Overall, the ERA found that the training currently being provided is failing to inform members about appropriate conduct, or to inculcate an ethical culture in the CAF. Rather, current training lacks credibility and further perpetuates the view that the CAF does not take sexual harassment and assault seriously.

[I]mproving the integration of women, including in positions of senior leadership, is necessary to cultural reform. While the broader question of whether women are adequately represented in the CAF falls outside of the mandate of this Review, there is an undeniable link between the existence of a hostile organizational culture that is disrespectful and demeaning to women, and the poor integration of women into the organization. Increasing the representation of  women in the CAF, including in the highest positions of senior leadership, is therefore key to changing the culture of the organization….

[A] significant majority of lower rank women who participated in the Review reported being exposed to frequent and demeaning sexualized language. As one interviewee put it, ‘all women have experienced to a certain extent how men do not want them in the military.’ Another participant put it more bluntly, referring to the frequency with which women experience inappropriate sexual conduct in the CAF: ‘There is not a female who has not had a problem.’…

Interviewees reported regularly being told of orders to ‘stop being pussies’ and to ‘leave your purses at home.’…

[Many men in the CAF] perceived the treatment of women in the military to be similar to what they would experience in broader Canadian society…. In particular, most men did not view sexual language as harassing, and thought that attempts to ‘police ‘ language would be ‘ridiculous’; as one male participant stated, ‘girls that come to the Army know what to expect.’…

Additional information:

Bruce Campion-Smith and Alex Boutilier, Canada’s military suffers ‘sexualized culture,’ report says. The Toronto Star, 30 April 2015. “The problems exist even though concerns about inappropriate sexual conduct have been a focus within the forces for two decades and [even though there have been] repeated studies on harassment.”

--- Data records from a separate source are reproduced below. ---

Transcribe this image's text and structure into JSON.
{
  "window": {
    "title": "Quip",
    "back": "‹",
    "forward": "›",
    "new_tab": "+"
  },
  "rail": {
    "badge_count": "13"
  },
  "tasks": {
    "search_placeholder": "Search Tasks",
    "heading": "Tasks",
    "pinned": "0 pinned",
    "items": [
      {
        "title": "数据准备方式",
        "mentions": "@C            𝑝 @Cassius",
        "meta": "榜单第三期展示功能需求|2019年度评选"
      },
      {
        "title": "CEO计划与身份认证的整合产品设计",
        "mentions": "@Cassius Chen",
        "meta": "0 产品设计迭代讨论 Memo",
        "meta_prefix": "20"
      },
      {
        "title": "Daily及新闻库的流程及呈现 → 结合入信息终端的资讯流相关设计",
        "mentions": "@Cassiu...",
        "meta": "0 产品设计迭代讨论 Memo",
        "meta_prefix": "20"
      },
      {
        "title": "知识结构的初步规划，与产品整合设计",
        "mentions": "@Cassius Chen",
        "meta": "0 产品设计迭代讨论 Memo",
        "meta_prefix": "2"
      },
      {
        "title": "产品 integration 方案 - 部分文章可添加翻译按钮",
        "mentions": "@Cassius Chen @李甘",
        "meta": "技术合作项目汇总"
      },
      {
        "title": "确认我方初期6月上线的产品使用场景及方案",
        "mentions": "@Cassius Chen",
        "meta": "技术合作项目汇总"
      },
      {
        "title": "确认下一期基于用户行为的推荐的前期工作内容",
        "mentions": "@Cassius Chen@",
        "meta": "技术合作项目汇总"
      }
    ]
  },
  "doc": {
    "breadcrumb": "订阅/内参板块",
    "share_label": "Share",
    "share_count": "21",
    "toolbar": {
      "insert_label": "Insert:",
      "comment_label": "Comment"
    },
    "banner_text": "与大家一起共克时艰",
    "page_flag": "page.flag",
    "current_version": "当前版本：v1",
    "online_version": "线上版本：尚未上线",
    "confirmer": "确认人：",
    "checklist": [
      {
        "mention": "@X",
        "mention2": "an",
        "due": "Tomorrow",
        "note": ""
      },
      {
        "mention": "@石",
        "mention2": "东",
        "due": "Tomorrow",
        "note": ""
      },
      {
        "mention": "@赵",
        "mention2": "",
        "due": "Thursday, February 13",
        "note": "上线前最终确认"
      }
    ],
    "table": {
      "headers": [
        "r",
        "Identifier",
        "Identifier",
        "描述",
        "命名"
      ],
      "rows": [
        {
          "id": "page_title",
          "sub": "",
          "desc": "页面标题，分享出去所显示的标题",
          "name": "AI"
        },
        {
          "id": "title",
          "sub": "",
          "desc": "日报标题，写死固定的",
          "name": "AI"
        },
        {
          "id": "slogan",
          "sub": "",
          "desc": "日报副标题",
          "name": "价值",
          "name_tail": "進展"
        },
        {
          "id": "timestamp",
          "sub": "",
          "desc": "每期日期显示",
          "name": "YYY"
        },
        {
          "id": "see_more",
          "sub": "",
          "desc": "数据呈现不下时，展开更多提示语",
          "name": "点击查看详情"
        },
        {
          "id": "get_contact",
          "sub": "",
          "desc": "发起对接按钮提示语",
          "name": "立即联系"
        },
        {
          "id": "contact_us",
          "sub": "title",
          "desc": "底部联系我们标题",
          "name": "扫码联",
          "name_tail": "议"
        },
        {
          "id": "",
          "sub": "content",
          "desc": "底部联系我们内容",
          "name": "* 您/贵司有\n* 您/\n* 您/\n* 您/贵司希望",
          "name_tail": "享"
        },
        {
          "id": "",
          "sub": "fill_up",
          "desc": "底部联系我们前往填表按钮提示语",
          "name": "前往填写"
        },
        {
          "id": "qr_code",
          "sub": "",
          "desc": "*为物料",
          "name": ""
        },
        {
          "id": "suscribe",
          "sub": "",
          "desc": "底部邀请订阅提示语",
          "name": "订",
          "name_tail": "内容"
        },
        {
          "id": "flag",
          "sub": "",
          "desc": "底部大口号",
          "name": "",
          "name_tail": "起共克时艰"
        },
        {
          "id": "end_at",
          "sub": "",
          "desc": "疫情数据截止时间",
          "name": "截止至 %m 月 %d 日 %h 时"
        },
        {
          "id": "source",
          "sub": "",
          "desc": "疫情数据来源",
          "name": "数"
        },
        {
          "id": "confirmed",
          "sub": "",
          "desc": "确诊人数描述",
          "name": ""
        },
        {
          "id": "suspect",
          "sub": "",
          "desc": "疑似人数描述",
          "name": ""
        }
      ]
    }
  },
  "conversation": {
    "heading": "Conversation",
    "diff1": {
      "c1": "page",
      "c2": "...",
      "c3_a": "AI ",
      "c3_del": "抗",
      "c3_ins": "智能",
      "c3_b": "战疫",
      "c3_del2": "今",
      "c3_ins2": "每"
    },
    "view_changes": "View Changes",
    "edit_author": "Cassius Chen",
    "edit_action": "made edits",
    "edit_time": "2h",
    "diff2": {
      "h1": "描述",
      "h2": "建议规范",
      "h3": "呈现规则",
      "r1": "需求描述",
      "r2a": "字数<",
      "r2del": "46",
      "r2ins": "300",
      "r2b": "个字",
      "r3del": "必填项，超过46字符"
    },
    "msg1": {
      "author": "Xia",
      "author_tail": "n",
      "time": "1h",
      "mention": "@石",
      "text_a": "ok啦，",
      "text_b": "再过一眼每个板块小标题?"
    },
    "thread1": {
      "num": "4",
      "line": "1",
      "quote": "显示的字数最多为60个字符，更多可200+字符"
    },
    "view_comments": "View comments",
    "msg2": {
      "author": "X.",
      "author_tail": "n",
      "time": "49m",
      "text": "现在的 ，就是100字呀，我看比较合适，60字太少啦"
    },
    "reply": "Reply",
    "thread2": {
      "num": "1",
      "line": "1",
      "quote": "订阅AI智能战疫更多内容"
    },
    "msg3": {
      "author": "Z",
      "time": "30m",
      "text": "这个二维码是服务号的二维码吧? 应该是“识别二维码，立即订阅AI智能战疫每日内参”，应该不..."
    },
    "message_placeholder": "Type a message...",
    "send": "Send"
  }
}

The Toronto Star Editorial, Clean up misogynistic behaviour at Royal Military College. The Toronto Star, 31 May 2015. “When Julie Lalonde was asked to give seminars at Kingston’s Royal Military College about the law on sexual consent in Canada, she might have expected a respectful audience. After all, the sexual assault prevention educator was speaking to the crème de la crème of students on their way to becoming leaders in the Canadian Armed Forces.

Instead, she says she was met with whistles, cat-calls, laughter and disrespect. So aggressive was the behaviour of some cadets that she asked for an escort to her car when she left. “The things I heard at the Royal Military College of Canada scared me,” she said, “to think that people had those kinds of attitudes about women, about sexual violence, about their role as bystanders.”

Lalonde’s experience highlights a number of sexual assault complaints the college has recently had to deal with. And that’s bad news for the Canadian military, because RMC is run by the Defence Department and provides a university education and military training for young officer cadets.

It’s clear the prestigious school must act quickly and effectively to stamp out misogynistic tendencies that could continue to poison the Canadian Armed Forces as the college’s graduates work their way up the ranks.”